TO DO -
Gather all lines in the records below that include the word "WIRELESS".

EXTRACTED INFORMATION -
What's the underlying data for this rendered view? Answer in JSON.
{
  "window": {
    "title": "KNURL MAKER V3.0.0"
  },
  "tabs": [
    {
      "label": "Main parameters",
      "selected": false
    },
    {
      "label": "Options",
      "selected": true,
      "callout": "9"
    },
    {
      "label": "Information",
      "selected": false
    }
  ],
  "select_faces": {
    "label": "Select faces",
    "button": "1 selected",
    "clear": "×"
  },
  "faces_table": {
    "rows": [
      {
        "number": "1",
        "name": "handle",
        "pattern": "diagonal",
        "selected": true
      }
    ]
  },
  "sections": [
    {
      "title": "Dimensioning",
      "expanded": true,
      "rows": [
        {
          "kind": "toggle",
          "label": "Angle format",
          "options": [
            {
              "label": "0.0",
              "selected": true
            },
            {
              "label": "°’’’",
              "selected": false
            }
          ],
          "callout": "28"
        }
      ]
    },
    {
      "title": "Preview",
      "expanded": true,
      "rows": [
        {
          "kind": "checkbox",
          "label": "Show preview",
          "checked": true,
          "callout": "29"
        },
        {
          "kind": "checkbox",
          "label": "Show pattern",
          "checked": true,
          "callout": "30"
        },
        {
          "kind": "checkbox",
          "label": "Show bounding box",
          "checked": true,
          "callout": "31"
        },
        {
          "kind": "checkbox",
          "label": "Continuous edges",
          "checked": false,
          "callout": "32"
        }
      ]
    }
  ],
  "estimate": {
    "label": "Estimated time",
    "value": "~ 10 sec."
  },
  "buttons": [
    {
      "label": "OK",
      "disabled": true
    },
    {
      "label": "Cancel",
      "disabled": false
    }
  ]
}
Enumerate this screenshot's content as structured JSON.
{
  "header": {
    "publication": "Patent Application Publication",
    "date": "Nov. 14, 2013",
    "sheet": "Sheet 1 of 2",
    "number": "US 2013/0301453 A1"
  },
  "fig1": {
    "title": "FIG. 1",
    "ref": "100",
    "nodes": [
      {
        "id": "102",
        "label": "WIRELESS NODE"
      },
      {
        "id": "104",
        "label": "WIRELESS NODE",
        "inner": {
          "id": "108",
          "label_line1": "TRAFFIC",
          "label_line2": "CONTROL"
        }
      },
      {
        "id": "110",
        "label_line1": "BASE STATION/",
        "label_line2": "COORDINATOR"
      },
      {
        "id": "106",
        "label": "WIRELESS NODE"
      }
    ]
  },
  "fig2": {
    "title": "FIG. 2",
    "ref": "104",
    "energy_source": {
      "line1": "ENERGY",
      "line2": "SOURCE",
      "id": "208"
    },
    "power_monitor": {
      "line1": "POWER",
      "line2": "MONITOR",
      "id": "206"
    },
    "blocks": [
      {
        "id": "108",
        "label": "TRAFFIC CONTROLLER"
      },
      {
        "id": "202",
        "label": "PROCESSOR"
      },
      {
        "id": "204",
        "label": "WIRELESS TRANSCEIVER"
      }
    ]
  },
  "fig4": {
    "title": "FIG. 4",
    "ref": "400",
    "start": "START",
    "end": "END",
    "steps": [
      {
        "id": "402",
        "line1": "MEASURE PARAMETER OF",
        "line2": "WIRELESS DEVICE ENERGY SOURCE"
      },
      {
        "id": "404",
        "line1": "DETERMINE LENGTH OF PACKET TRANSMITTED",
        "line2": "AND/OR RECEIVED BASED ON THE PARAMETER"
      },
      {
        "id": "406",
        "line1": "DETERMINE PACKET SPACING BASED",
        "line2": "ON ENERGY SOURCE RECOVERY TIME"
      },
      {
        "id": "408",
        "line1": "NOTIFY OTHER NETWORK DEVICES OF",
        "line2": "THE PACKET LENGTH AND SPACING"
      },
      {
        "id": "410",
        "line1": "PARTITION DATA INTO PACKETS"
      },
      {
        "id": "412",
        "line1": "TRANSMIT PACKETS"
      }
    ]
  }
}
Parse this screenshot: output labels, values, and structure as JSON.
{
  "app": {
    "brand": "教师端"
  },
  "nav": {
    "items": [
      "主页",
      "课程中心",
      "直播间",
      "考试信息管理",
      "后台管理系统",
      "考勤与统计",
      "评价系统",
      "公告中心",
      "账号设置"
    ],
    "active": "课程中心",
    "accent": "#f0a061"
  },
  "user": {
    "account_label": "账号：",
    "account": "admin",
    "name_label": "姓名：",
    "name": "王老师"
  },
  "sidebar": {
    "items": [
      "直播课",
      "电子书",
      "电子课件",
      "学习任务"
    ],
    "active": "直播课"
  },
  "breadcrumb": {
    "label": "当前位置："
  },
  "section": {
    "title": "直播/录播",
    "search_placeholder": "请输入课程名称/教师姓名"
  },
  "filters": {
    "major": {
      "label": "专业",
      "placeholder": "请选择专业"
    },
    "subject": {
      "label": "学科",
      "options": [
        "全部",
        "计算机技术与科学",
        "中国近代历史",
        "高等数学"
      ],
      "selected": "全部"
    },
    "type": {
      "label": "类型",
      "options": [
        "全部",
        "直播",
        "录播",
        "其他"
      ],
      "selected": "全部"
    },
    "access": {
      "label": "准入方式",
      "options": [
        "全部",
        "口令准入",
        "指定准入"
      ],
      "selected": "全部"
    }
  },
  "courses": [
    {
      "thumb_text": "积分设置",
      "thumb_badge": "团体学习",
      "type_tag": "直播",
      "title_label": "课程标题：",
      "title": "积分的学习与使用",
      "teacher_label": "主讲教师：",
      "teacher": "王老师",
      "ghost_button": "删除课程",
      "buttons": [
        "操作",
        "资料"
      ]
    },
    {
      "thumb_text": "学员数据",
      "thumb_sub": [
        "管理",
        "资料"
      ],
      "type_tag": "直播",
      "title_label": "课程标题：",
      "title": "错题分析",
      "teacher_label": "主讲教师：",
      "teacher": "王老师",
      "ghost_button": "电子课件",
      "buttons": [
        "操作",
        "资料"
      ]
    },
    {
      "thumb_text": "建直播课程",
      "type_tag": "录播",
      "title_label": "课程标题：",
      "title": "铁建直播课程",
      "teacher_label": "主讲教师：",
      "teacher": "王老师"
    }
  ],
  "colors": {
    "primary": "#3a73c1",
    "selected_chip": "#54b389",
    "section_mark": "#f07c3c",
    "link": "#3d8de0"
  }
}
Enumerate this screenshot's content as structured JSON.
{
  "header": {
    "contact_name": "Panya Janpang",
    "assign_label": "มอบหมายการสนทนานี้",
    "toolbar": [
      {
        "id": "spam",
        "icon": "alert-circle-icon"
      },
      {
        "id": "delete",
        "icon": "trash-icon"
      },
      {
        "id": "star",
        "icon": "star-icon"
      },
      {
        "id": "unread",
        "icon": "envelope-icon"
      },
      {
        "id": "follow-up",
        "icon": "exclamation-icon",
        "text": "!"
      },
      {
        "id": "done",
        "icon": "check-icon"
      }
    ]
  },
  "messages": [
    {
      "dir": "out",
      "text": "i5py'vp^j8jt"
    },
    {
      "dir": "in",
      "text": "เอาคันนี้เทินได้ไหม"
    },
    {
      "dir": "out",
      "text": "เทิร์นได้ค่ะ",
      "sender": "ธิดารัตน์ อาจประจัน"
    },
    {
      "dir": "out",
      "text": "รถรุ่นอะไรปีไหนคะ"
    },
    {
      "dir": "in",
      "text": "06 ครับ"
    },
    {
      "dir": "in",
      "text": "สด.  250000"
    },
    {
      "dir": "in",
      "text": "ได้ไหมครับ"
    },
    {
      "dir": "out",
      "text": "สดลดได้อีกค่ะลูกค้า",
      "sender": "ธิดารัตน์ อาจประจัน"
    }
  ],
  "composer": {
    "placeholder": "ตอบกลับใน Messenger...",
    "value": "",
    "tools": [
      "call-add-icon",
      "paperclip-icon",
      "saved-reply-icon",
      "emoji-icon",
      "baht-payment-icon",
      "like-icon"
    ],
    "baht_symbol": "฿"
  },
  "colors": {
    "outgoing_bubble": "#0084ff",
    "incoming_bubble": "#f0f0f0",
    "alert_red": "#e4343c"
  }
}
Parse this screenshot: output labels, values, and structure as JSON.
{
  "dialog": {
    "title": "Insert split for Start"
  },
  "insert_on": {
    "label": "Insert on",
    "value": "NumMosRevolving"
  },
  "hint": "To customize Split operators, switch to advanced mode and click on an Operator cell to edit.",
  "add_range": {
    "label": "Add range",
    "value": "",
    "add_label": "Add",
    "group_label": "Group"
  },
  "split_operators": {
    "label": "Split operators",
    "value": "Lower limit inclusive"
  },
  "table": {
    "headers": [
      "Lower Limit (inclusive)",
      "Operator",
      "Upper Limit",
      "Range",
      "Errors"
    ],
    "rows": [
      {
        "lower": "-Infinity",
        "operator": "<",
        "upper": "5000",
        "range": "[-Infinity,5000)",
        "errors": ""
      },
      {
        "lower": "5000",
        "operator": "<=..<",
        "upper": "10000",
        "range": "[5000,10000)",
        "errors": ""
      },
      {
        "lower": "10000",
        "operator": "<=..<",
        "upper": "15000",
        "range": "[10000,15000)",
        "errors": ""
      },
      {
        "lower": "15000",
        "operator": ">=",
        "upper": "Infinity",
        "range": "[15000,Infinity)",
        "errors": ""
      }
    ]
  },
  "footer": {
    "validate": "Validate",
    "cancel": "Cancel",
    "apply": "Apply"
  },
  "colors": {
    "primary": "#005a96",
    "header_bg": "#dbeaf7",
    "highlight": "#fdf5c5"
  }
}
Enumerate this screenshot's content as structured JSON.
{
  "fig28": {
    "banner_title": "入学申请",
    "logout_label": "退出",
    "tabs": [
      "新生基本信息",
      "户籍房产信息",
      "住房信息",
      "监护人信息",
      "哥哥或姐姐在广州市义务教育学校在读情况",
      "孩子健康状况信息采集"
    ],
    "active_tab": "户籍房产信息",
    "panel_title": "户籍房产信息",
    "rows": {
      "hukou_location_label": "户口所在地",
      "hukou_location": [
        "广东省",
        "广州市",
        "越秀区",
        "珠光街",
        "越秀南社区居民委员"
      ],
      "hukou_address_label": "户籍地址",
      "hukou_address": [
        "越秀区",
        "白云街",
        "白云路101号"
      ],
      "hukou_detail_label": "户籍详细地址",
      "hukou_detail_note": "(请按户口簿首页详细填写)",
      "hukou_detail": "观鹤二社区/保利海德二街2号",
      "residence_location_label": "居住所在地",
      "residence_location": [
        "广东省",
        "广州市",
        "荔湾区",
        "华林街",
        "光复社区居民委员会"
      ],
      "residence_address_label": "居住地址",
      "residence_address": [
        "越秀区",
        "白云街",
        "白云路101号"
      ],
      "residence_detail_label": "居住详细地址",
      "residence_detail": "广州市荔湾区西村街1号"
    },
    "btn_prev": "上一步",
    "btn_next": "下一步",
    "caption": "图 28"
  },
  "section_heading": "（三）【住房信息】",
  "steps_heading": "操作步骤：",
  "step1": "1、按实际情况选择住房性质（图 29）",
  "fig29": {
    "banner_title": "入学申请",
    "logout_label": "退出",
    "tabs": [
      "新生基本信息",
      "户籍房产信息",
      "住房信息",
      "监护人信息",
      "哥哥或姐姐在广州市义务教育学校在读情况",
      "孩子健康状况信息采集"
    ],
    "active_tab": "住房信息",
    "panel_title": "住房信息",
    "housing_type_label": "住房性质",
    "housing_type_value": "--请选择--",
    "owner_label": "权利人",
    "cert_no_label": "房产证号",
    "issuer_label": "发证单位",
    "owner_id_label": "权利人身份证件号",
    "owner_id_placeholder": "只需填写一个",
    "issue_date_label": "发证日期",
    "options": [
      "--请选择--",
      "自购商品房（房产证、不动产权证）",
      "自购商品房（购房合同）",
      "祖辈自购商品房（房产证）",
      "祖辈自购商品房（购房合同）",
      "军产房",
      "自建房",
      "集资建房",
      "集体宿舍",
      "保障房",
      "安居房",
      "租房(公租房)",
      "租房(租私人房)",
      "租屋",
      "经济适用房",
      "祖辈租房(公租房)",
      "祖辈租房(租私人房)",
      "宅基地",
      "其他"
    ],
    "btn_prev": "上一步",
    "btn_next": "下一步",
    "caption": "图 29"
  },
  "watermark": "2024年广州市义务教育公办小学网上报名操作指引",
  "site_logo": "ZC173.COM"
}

RESPONSE AREA -
        "label": "WIRELESS NODE"
        "label": "WIRELESS NODE",
        "label": "WIRELESS NODE"
        "label": "WIRELESS TRANSCEIVER"
        "line2": "WIRELESS DEVICE ENERGY SOURCE"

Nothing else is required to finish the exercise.